Input for this task START
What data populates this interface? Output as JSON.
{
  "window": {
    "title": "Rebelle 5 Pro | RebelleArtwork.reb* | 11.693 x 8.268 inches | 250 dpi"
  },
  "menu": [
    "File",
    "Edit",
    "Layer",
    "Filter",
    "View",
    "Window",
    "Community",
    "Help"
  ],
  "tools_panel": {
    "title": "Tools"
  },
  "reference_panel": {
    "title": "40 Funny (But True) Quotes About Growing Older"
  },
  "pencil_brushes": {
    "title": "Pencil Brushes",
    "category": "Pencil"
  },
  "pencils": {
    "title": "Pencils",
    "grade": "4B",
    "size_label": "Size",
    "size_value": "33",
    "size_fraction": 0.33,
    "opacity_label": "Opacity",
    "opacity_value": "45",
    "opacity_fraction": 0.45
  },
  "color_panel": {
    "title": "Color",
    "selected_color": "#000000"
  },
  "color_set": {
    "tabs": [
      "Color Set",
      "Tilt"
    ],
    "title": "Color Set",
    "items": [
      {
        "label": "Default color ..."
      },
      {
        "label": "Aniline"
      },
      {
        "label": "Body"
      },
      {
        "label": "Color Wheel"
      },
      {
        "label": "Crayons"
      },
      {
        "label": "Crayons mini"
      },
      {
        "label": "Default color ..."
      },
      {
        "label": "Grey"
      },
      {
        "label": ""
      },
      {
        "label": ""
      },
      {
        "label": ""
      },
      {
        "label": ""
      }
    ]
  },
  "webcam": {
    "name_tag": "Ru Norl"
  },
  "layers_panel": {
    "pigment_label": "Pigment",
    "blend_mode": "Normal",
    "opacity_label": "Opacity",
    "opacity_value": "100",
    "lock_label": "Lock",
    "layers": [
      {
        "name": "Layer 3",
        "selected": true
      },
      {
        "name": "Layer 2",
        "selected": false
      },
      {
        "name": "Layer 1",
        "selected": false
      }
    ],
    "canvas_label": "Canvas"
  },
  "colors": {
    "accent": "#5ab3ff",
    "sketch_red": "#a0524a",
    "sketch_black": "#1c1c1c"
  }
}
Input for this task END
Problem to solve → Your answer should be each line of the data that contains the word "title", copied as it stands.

Finished exercise →
    "title": "Rebelle 5 Pro | RebelleArtwork.reb* | 11.693 x 8.268 inches | 250 dpi"
    "title": "Tools"
    "title": "40 Funny (But True) Quotes About Growing Older"
    "title": "Pencil Brushes",
    "title": "Pencils",
    "title": "Color",
    "title": "Color Set",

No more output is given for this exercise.